But another point is that there are more modern ways to do something exactly the same as self-replicating code in videogames mostly try to do (avoiding conditionals):
if X then A else B, you provide either an
I'd definitely go for function handlers if I were to build any non-trivial game today: it is clean and very friendly towards testing at both sides, as you can inject fake AIs, and test each one in isolation.
In the end you're just modifying a function pointer to have a different address, so it is really really similar to adding or changing a
JMP assembly instruction. Plus nobody will get crazy trying to debug logic that has been patched in-memory and no longer resembles the source code.
Which other ways of avoiding conditionals and/or organizing your code to avoid huge switches do you know?
 : Actually, those anti-object orientation "patterns" would come back with J2ME, where hardware constraints once again favoured a non-Java approach of having a single class with as much inline code, global variables and few methods as possible.

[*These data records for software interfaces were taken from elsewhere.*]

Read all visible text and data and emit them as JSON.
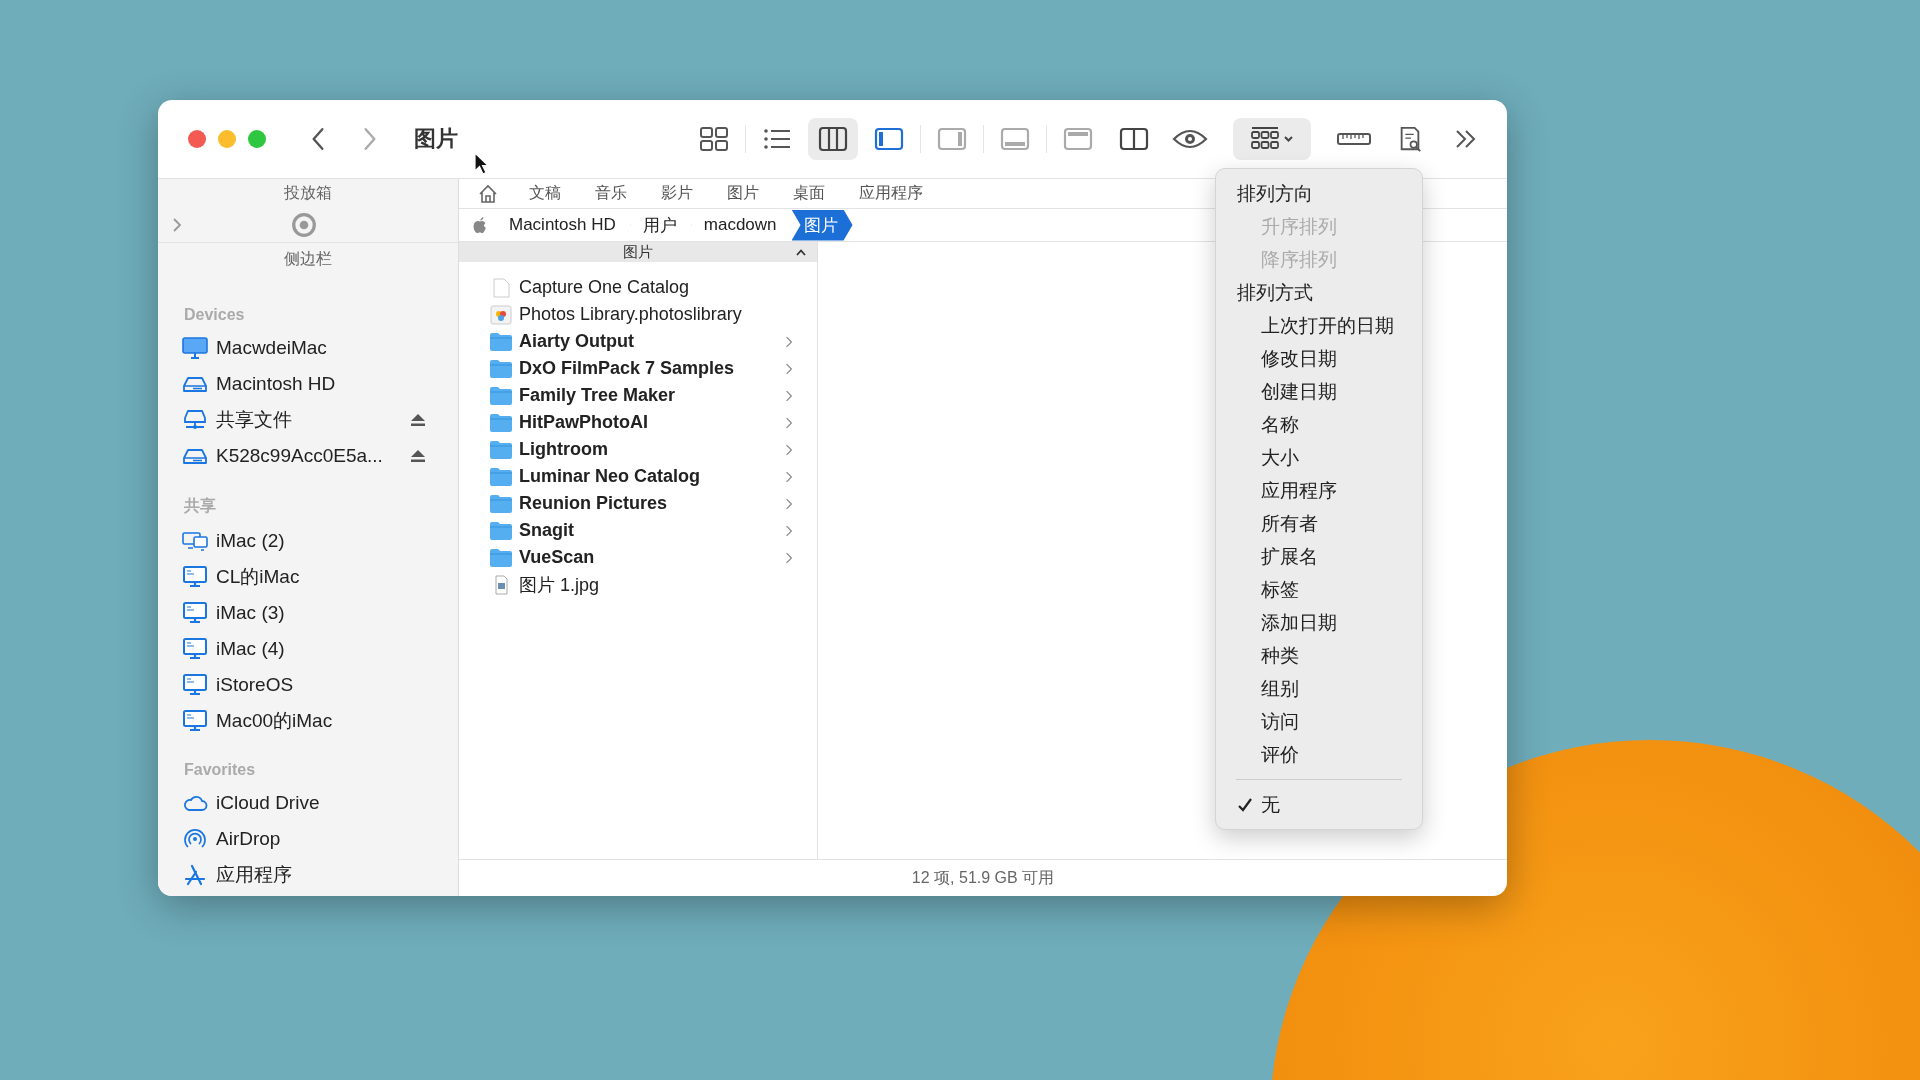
{
  "window": {
    "title": "图片"
  },
  "toolbar": {
    "view_modes": [
      {
        "kind": "icons",
        "selected": false
      },
      {
        "kind": "list",
        "selected": false
      },
      {
        "kind": "columns",
        "selected": true
      }
    ],
    "panel_toggles": [
      {
        "kind": "sidebar",
        "on": true
      },
      {
        "kind": "inspector",
        "on": false
      },
      {
        "kind": "bottom",
        "on": false
      },
      {
        "kind": "top",
        "on": false
      }
    ],
    "group_button": {
      "expanded": true
    }
  },
  "sidebar": {
    "drop_label": "投放箱",
    "panel_label": "侧边栏",
    "sections": [
      {
        "title": "Devices",
        "items": [
          {
            "label": "MacwdeiMac",
            "kind": "imac",
            "eject": false
          },
          {
            "label": "Macintosh HD",
            "kind": "drive",
            "eject": false
          },
          {
            "label": "共享文件",
            "kind": "server",
            "eject": true
          },
          {
            "label": "K528c99Acc0E5a...",
            "kind": "drive",
            "eject": true
          }
        ]
      },
      {
        "title": "共享",
        "items": [
          {
            "label": "iMac (2)",
            "kind": "multi",
            "eject": false
          },
          {
            "label": "CL的iMac",
            "kind": "pc",
            "eject": false
          },
          {
            "label": "iMac (3)",
            "kind": "pc",
            "eject": false
          },
          {
            "label": "iMac (4)",
            "kind": "pc",
            "eject": false
          },
          {
            "label": "iStoreOS",
            "kind": "pc",
            "eject": false
          },
          {
            "label": "Mac00的iMac",
            "kind": "pc",
            "eject": false
          }
        ]
      },
      {
        "title": "Favorites",
        "items": [
          {
            "label": "iCloud Drive",
            "kind": "cloud",
            "eject": false
          },
          {
            "label": "AirDrop",
            "kind": "airdrop",
            "eject": false
          },
          {
            "label": "应用程序",
            "kind": "apps",
            "eject": false
          }
        ]
      }
    ]
  },
  "favorites_bar": [
    "文稿",
    "音乐",
    "影片",
    "图片",
    "桌面",
    "应用程序"
  ],
  "path_bar": [
    {
      "label": "Macintosh HD",
      "selected": false
    },
    {
      "label": "用户",
      "selected": false
    },
    {
      "label": "macdown",
      "selected": false
    },
    {
      "label": "图片",
      "selected": true
    }
  ],
  "column": {
    "title": "图片",
    "items": [
      {
        "name": "Capture One Catalog",
        "kind": "document"
      },
      {
        "name": "Photos Library.photoslibrary",
        "kind": "photos"
      },
      {
        "name": "Aiarty Output",
        "kind": "folder"
      },
      {
        "name": "DxO FilmPack 7 Samples",
        "kind": "folder"
      },
      {
        "name": "Family Tree Maker",
        "kind": "folder"
      },
      {
        "name": "HitPawPhotoAI",
        "kind": "folder"
      },
      {
        "name": "Lightroom",
        "kind": "folder"
      },
      {
        "name": "Luminar Neo Catalog",
        "kind": "folder"
      },
      {
        "name": "Reunion Pictures",
        "kind": "folder"
      },
      {
        "name": "Snagit",
        "kind": "folder"
      },
      {
        "name": "VueScan",
        "kind": "folder"
      },
      {
        "name": "图片 1.jpg",
        "kind": "image"
      }
    ]
  },
  "status_bar": "12 项, 51.9 GB 可用",
  "sort_menu": {
    "groups": [
      {
        "title": "排列方向",
        "options": [
          {
            "label": "升序排列",
            "disabled": true,
            "checked": false
          },
          {
            "label": "降序排列",
            "disabled": true,
            "checked": false
          }
        ]
      },
      {
        "title": "排列方式",
        "options": [
          {
            "label": "上次打开的日期",
            "disabled": false,
            "checked": false
          },
          {
            "label": "修改日期",
            "disabled": false,
            "checked": false
          },
          {
            "label": "创建日期",
            "disabled": false,
            "checked": false
          },
          {
            "label": "名称",
            "disabled": false,
            "checked": false
          },
          {
            "label": "大小",
            "disabled": false,
            "checked": false
          },
          {
            "label": "应用程序",
            "disabled": false,
            "checked": false
          },
          {
            "label": "所有者",
            "disabled": false,
            "checked": false
          },
          {
            "label": "扩展名",
            "disabled": false,
            "checked": false
          },
          {
            "label": "标签",
            "disabled": false,
            "checked": false
          },
          {
            "label": "添加日期",
            "disabled": false,
            "checked": false
          },
          {
            "label": "种类",
            "disabled": false,
            "checked": false
          },
          {
            "label": "组别",
            "disabled": false,
            "checked": false
          },
          {
            "label": "访问",
            "disabled": false,
            "checked": false
          },
          {
            "label": "评价",
            "disabled": false,
            "checked": false
          }
        ]
      }
    ],
    "footer": [
      {
        "label": "无",
        "disabled": false,
        "checked": true
      }
    ]
  }
}
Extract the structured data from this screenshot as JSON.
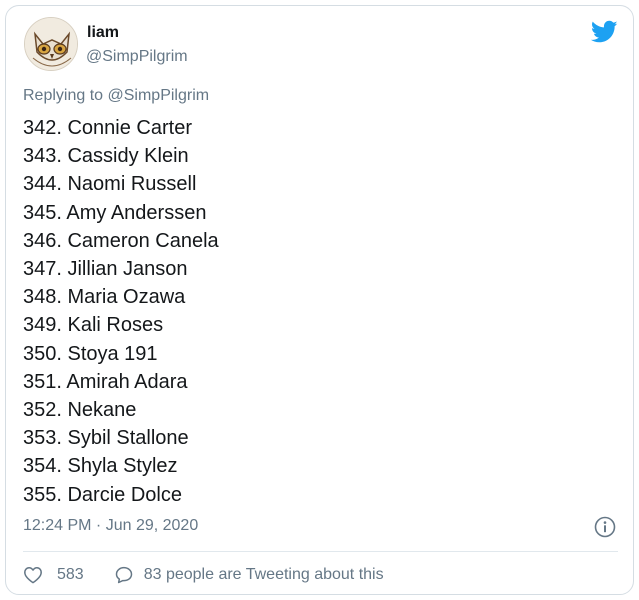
{
  "tweet": {
    "author": {
      "display_name": "liam",
      "handle": "@SimpPilgrim"
    },
    "reply_prefix": "Replying to",
    "reply_to": "@SimpPilgrim",
    "lines": [
      "342. Connie Carter",
      "343. Cassidy Klein",
      "344. Naomi Russell",
      "345. Amy Anderssen",
      "346. Cameron Canela",
      "347. Jillian Janson",
      "348. Maria Ozawa",
      "349. Kali Roses",
      "350. Stoya 191",
      "351. Amirah Adara",
      "352. Nekane",
      "353. Sybil Stallone",
      "354. Shyla Stylez",
      "355. Darcie Dolce"
    ],
    "timestamp": "12:24 PM · Jun 29, 2020",
    "like_count": "583",
    "reply_text": "83 people are Tweeting about this"
  },
  "icons": {
    "brand": "twitter-bird-icon",
    "info": "info-icon",
    "like": "heart-icon",
    "reply": "speech-bubble-icon"
  },
  "colors": {
    "brand_blue": "#1da1f2",
    "secondary_text": "#657786",
    "primary_text": "#14171a",
    "border": "#d5dde3"
  }
}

Author: Mark Manson
I usually ignore self-help books, but this title had already caught my attention due to the name when my partner asked me to buy it... and I couldn't avoid reading it.
It talks about stopping trying to force ourselves into being positive all the time, to try to avoid caring about everything and focus instead on caring on what really matters (and how that doesn't means ignoring the rest, just "not giving a f*ck about it"). It spends quite a good amount of time talking about fighting uncertainties, fears, facing our problems instead of relying on others...
But the book also spends a lot of time with stories about rock bands and war heroes that, while not boring, feel too long to exemplify a concept. The humour is sometimes is too harsh or inappropriate and it becomes quite clear than either the author had past problems with women/sex and with drugs or friends with bad habits. A few too many stereotypes and sometimes criticizable sentences or judgements balance negatively some general good advices.
Overall, interesting to read, and probably provocative on purpose, so I'll keep the interesting parts in mind (and in the notes).